A third option is Heresite P-413, a baked-on phenolic coating designed to offer robust protection to a multitude of acids, solvents, and inorganic salts. This chemical resistance comes from its high cure temperature and unique chemistry, and, as a result, Heresite P-413 is a popular option for applications like commercial crop storage. Like e-coat, Heresite P-413 provides a heat transfer reduction of <1%. Its dry film thickness is similar as well, at around 1 mil.
All applications are different, though, with some needing far less investment in coatings and others needing much more. A variety of resources exist - on this blog and other sites - to help determine the best coating package for a given application.
Our brazing program is critical to what we do at Super Radiator Coils. All of our brazers are certified under ASME section IX code, our rigorous internal standards, as well as any standard requested by the customer. The result is high quality braze joints every time, regardless of the materials being used.
For example, when making evaporators, our brazers have the ability to use braze rod with a wide range of silver content - from as little as 0% silver to as much as 45% or more if requested. Braze rod with higher silver content is less runny, and affords the brazer greater control during the brazing process. And, although we don't have corroborating testing data, it's generally thought in the industry that higher silver content results in a more ductile joint, and therefore one that's less susceptible to the effects of forces like shock and vibration. Then, we fully test our coils with dry nitrogen prior to shipment to ensure that our work meets our standards and won't leak in the field.
Braze rod with higher silver content also allows our brazers to more easily join dissimilar metals, expanding the material combinations we're able to use, and increasing the likelihood that we can make exactly the part you're looking for.

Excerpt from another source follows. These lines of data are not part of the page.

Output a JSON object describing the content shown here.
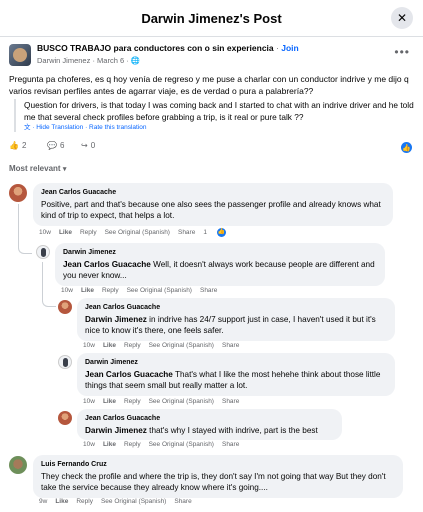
{
  "header": {
    "title": "Darwin Jimenez's Post"
  },
  "post": {
    "group": "BUSCO TRABAJO para conductores con o sin experiencia",
    "join": "Join",
    "author": "Darwin Jimenez",
    "date": "March 6",
    "text": "Pregunta pa choferes, es q hoy venía de regreso y me puse a charlar con un conductor indrive y me dijo q varios revisan perfiles antes de agarrar viaje, es de verdad o pura a palabrería??",
    "translation": "Question for drivers, is that today I was coming back and I started to chat with an indrive driver and he told me that several check profiles before grabbing a trip, is it real or pure talk ??",
    "hide_translation": "Hide Translation",
    "rate_translation": "Rate this translation",
    "likes": "2",
    "comments": "6",
    "shares": "0"
  },
  "filter": {
    "label": "Most relevant"
  },
  "comments": [
    {
      "name": "Jean Carlos Guacache",
      "mention": "",
      "text": "Positive, part and that's because one also sees the passenger profile and already knows what kind of trip to expect, that helps a lot.",
      "time": "10w",
      "like": "Like",
      "reply": "Reply",
      "original": "See Original (Spanish)",
      "share": "Share",
      "reactions": "1"
    },
    {
      "name": "Darwin Jimenez",
      "mention": "Jean Carlos Guacache",
      "text": " Well, it doesn't always work because people are different and you never know...",
      "time": "10w",
      "like": "Like",
      "reply": "Reply",
      "original": "See Original (Spanish)",
      "share": "Share"
    },
    {
      "name": "Jean Carlos Guacache",
      "mention": "Darwin Jimenez",
      "text": " in indrive has 24/7 support just in case, I haven't used it but it's nice to know it's there, one feels safer.",
      "time": "10w",
      "like": "Like",
      "reply": "Reply",
      "original": "See Original (Spanish)",
      "share": "Share"
    },
    {
      "name": "Darwin Jimenez",
      "mention": "Jean Carlos Guacache",
      "text": " That's what I like the most hehehe think about those little things that seem small but really matter a lot.",
      "time": "10w",
      "like": "Like",
      "reply": "Reply",
      "original": "See Original (Spanish)",
      "share": "Share"
    },
    {
      "name": "Jean Carlos Guacache",
      "mention": "Darwin Jimenez",
      "text": " that's why I stayed with indrive, part is the best",
      "time": "10w",
      "like": "Like",
      "reply": "Reply",
      "original": "See Original (Spanish)",
      "share": "Share"
    },
    {
      "name": "Luis Fernando Cruz",
      "mention": "",
      "text": "They check the profile and where the trip is, they don't say I'm not going that way But they don't take the service because they already know where it's going....",
      "time": "9w",
      "like": "Like",
      "reply": "Reply",
      "original": "See Original (Spanish)",
      "share": "Share"
    }
  ]
}
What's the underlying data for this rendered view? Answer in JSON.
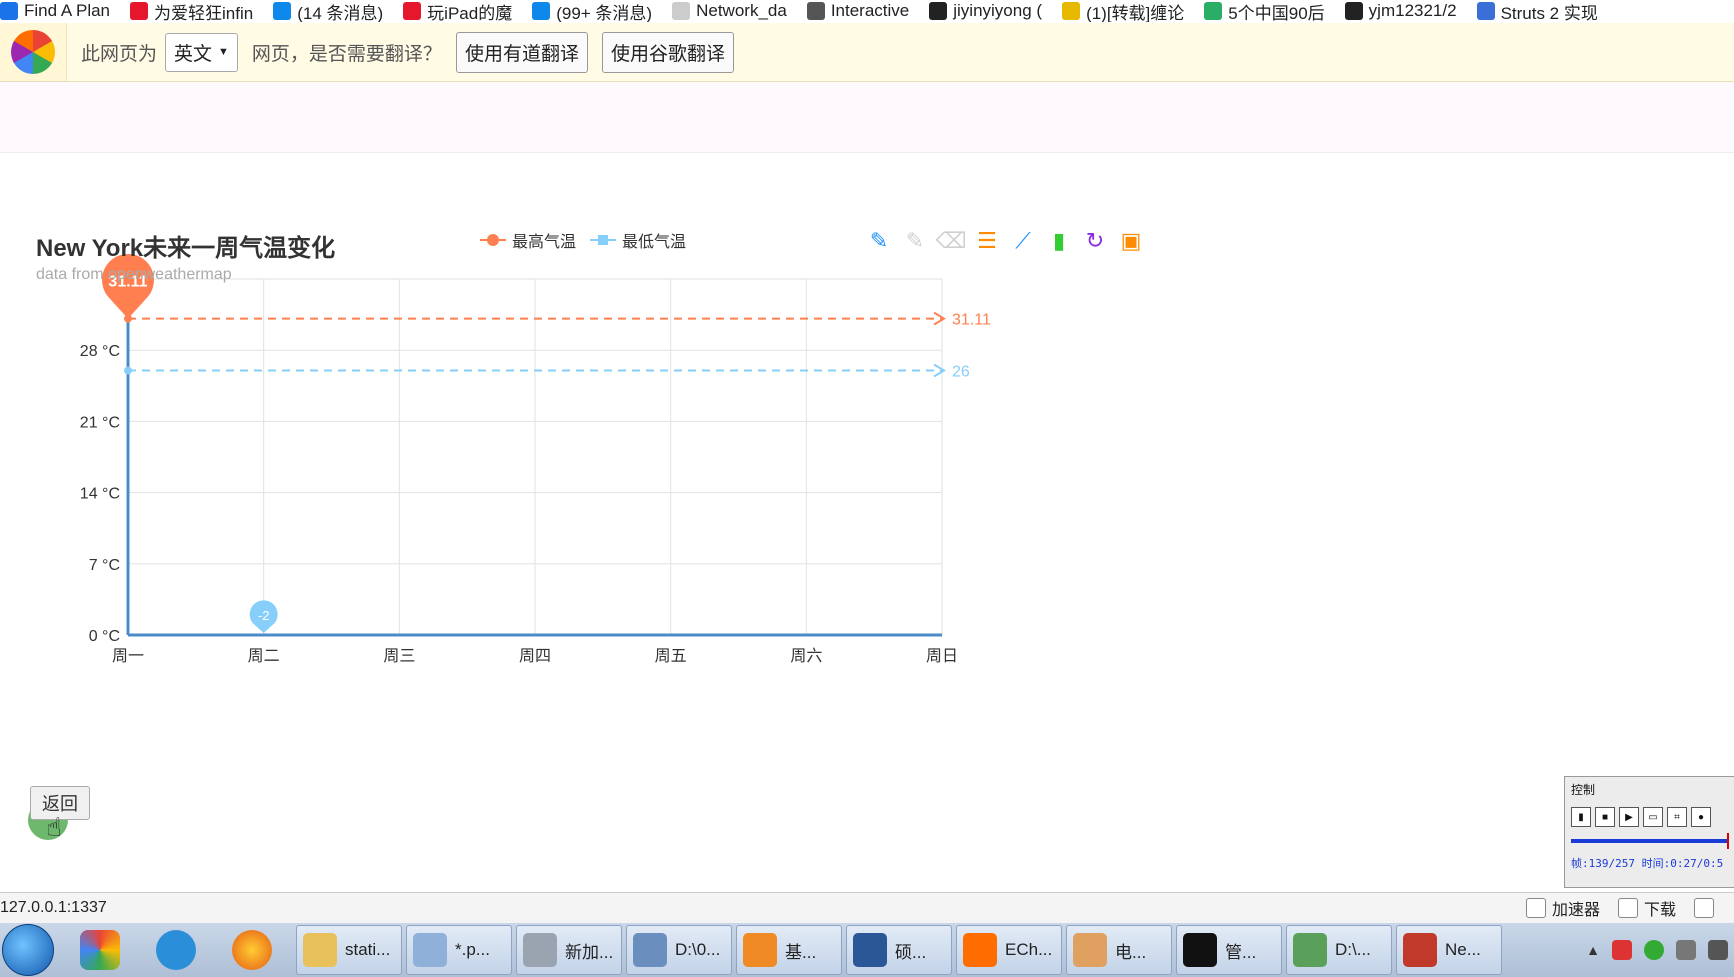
{
  "bookmarks": [
    {
      "label": "Find A Plan",
      "icon": "b-icon",
      "color": "#1a73e8"
    },
    {
      "label": "为爱轻狂infin",
      "icon": "weibo-icon",
      "color": "#e6162d"
    },
    {
      "label": "(14 条消息)",
      "icon": "zhihu-icon",
      "color": "#0f88eb"
    },
    {
      "label": "玩iPad的魔",
      "icon": "weibo-icon",
      "color": "#e6162d"
    },
    {
      "label": "(99+ 条消息)",
      "icon": "zhihu-icon",
      "color": "#0f88eb"
    },
    {
      "label": "Network_da",
      "icon": "page-icon",
      "color": "#cccccc"
    },
    {
      "label": "Interactive",
      "icon": "ml-icon",
      "color": "#555555"
    },
    {
      "label": "jiyinyiyong (",
      "icon": "github-icon",
      "color": "#222222"
    },
    {
      "label": "(1)[转载]缠论",
      "icon": "colorful-icon",
      "color": "#e6b800"
    },
    {
      "label": "5个中国90后",
      "icon": "wechat-icon",
      "color": "#2aae67"
    },
    {
      "label": "yjm12321/2",
      "icon": "github-icon",
      "color": "#222222"
    },
    {
      "label": "Struts 2 实现",
      "icon": "site-icon",
      "color": "#3a6fd8"
    }
  ],
  "translate_bar": {
    "prefix": "此网页为",
    "language": "英文",
    "suffix": "网页，是否需要翻译？",
    "youdao_button": "使用有道翻译",
    "google_button": "使用谷歌翻译"
  },
  "chart_data": {
    "type": "line",
    "title": "New York未来一周气温变化",
    "subtitle": "data from openweathermap",
    "categories": [
      "周一",
      "周二",
      "周三",
      "周四",
      "周五",
      "周六",
      "周日"
    ],
    "yticks": [
      "35",
      "28 °C",
      "21 °C",
      "14 °C",
      "7 °C",
      "0 °C"
    ],
    "ylim": [
      0,
      35
    ],
    "grid": true,
    "legend_position": "top",
    "series": [
      {
        "name": "最高气温",
        "color": "#ff7f50",
        "mark_point_max": 31.11,
        "mark_line_value": 31.11
      },
      {
        "name": "最低气温",
        "color": "#87cefa",
        "mark_point_min": -2,
        "mark_line_value": 26
      }
    ],
    "mark_point_labels": {
      "max": "31.11",
      "min": "-2"
    },
    "mark_line_labels": {
      "high": "31.11",
      "low": "26"
    }
  },
  "toolbox": [
    {
      "name": "mark-icon",
      "color": "#1e90ff"
    },
    {
      "name": "mark-undo-icon",
      "color": "#d0d0d0"
    },
    {
      "name": "mark-clear-icon",
      "color": "#d0d0d0"
    },
    {
      "name": "data-view-icon",
      "color": "#ff8c00"
    },
    {
      "name": "line-chart-icon",
      "color": "#1e90ff"
    },
    {
      "name": "bar-chart-icon",
      "color": "#32cd32"
    },
    {
      "name": "restore-icon",
      "color": "#8a2be2"
    },
    {
      "name": "save-icon",
      "color": "#ff8c00"
    }
  ],
  "back_button": "返回",
  "control_window": {
    "title": "控制",
    "status": "帧:139/257 时间:0:27/0:5"
  },
  "status_bar": {
    "url": "127.0.0.1:1337",
    "accelerator": "加速器",
    "download": "下载"
  },
  "taskbar": {
    "tasks": [
      {
        "label": "stati...",
        "color": "#e8c15a"
      },
      {
        "label": "*.p...",
        "color": "#8fb0d8"
      },
      {
        "label": "新加...",
        "color": "#9aa4b0"
      },
      {
        "label": "D:\\0...",
        "color": "#6a8fbf"
      },
      {
        "label": "基...",
        "color": "#f08a24"
      },
      {
        "label": "硕...",
        "color": "#2b5797"
      },
      {
        "label": "ECh...",
        "color": "#ff6d00"
      },
      {
        "label": "电...",
        "color": "#e0a060"
      },
      {
        "label": "管...",
        "color": "#111111"
      },
      {
        "label": "D:\\...",
        "color": "#5aa05a"
      },
      {
        "label": "Ne...",
        "color": "#c0392b"
      }
    ]
  }
}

Do you rely on heat transfer for any agricultural storage applications and want to know if using these coil designs could help improve your efficiency? Give us a call today.Don’t get left out in the cold when it comes to heat transfer information. To stay up to date on a variety of topics on the subject, subscribe to The Super Blog, our technical blog, Doctor's Orders, and follow us on LinkedIn, Twitter, and YouTube.